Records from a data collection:
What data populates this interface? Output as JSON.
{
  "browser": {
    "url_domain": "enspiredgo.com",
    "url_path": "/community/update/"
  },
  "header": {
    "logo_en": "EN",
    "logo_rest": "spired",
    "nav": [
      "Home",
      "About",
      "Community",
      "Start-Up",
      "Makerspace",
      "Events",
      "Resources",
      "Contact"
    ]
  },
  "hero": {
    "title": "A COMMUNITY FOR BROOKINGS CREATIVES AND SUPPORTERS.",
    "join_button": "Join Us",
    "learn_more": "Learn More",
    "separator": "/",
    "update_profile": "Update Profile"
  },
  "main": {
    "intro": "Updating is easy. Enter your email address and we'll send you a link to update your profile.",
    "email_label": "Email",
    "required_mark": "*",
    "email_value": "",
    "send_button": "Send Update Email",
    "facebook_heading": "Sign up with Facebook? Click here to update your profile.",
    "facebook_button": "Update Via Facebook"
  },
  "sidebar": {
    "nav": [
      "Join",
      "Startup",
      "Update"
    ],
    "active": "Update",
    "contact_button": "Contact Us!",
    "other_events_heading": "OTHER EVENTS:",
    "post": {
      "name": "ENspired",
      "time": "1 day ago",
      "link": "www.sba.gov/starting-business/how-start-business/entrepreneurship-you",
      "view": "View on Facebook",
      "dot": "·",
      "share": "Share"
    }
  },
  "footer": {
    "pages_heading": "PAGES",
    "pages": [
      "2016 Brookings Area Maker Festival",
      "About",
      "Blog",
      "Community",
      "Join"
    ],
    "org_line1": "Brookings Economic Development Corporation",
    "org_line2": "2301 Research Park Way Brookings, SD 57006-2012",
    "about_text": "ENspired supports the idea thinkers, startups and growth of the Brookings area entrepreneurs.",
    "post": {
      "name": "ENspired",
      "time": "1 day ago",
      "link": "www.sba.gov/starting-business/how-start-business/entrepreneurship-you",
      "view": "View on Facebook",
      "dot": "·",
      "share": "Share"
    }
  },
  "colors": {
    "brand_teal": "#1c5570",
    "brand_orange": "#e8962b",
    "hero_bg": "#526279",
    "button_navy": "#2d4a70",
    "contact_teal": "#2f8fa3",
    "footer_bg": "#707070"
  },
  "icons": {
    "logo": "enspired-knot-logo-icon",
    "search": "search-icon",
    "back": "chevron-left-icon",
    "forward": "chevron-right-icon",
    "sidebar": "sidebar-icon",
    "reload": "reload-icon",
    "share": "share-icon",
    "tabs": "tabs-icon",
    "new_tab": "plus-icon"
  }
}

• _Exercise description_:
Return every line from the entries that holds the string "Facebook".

• _Written solution_:
    "facebook_heading": "Sign up with Facebook? Click here to update your profile.",
    "facebook_button": "Update Via Facebook"
      "view": "View on Facebook",
      "view": "View on Facebook",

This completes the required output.